New Zealanders are more concerned about their privacy now than they have been in the last few years, with 79% concerned about how many businesses share their information with other businesses.
A survey released by the Office of the Privacy Commissioner and UMR Research this week shows that the number of people concerned about their individual privacy overall has increased to 67% - a 2% increase since the last survey in 2016.
Those on a lower income of $55,000 or less were more likely to be concerned about privacy (77%) than those with higher incomes (63%).
There was an age and gender divide on the levels of concern with females and older (60 plus) respondents generally showing more concern about individual privacy.
On specific privacy issues, information sharing amongst businesses was one of the biggest concerns, while the use of CCTV had the lowest level of concern (36%) this year.
Health organisations that share people’s health information with other providers without proper patient notification was also a significant concern for 43% of respondents.
More than half (62%) of New Zealanders say they trust government organisations with their personal data, however this is a 9% drop since 2014.
Despite the drop, two thirds are comfortable sharing their personal information with a government agency to access a specific service.
66% of respondents are confident about use, storage, and security when sharing personal information with government agencies.
Those in the Wellington/Wairarapa region showed less concern with government agencies sharing their personal information.
Fewer Kiwis (32%) trust companies with their personal data, however 58% say they would share their personal information online as part of a transaction like a retail purchase.
Much of the uncertainty stems from a lack of confidence about the use, storage, and security of their information when making online purchases – 51% were not confident about these areas.
Respondents were also quizzed about their familiarity with the Privacy Commission and the Privacy Act.
78% said they were aware of the Privacy Commissioner, and 86% were aware of the Privacy Act – although the research admits that the increase in awareness may be related to the recent Facebook data breach and media exposure to the Commission.
Those with higher household incomes ($100,000+) were more likely to be aware of the Commission (87%) and the Act (91%).
The survey also highlighted respondents’ concerns about children sharing information on the internet, the use of drones in residential areas, and the overall security of personal information on the internet.

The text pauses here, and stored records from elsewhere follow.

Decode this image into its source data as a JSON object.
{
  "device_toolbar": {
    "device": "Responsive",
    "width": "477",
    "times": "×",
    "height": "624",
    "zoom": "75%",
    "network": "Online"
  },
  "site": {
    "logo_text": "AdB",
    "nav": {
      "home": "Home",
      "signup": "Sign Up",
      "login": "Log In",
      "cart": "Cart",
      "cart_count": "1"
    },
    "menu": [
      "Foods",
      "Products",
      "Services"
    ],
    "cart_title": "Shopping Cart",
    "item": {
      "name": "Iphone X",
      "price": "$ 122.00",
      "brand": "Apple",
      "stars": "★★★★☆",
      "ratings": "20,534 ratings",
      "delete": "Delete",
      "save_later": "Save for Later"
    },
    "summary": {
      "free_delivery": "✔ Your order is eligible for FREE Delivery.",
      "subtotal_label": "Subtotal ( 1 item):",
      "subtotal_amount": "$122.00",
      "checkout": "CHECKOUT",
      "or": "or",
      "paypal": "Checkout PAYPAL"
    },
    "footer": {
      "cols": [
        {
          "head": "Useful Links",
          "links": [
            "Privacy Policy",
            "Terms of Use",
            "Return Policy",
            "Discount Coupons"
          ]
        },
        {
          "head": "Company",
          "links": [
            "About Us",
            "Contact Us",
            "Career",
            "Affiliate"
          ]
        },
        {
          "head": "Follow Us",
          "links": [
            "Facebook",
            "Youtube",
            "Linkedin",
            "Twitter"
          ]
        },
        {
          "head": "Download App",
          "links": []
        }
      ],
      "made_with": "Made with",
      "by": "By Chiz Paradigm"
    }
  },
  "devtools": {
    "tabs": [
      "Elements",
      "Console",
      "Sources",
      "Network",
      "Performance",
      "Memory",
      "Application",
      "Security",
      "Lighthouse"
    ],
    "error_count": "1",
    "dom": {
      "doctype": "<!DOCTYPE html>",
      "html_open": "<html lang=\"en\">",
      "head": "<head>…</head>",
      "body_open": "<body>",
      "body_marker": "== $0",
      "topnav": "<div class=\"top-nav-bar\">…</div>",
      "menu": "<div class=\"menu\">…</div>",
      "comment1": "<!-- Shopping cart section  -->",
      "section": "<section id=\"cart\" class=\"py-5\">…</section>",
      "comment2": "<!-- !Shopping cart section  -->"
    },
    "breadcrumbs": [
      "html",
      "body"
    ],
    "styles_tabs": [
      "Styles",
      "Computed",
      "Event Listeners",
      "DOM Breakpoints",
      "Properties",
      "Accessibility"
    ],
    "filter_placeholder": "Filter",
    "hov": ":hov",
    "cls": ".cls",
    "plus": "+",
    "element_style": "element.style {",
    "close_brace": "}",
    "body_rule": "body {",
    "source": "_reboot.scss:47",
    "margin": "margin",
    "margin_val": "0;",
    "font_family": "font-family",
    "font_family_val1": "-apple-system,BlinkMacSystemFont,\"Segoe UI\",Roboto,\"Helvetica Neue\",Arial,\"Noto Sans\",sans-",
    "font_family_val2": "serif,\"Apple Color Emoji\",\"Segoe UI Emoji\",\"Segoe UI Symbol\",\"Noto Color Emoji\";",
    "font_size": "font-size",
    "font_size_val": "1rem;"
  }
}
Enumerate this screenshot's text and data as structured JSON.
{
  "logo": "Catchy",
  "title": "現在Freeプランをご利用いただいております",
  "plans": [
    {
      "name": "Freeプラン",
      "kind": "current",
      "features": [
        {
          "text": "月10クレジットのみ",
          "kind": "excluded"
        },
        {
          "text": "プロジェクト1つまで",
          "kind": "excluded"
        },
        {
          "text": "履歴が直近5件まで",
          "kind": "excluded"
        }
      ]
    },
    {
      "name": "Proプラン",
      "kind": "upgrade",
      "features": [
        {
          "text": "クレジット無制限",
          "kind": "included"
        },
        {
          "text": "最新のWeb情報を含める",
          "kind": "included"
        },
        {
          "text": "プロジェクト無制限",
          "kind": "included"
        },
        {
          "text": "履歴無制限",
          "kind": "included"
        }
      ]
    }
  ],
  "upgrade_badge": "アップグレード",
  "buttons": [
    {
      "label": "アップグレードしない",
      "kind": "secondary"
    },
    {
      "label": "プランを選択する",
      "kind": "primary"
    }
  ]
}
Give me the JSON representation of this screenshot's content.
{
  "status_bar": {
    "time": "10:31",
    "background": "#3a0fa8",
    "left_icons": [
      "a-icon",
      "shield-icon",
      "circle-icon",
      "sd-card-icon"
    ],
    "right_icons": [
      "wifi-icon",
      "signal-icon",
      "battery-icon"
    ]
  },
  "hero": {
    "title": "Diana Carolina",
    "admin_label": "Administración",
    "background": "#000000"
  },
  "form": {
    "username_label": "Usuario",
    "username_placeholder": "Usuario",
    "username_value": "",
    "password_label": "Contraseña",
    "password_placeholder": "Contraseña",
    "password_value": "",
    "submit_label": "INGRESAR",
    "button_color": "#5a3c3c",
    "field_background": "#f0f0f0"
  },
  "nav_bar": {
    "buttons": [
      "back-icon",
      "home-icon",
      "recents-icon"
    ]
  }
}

The survey obtained responses from 600 people by telephone, as well as from 1000 people through an online survey.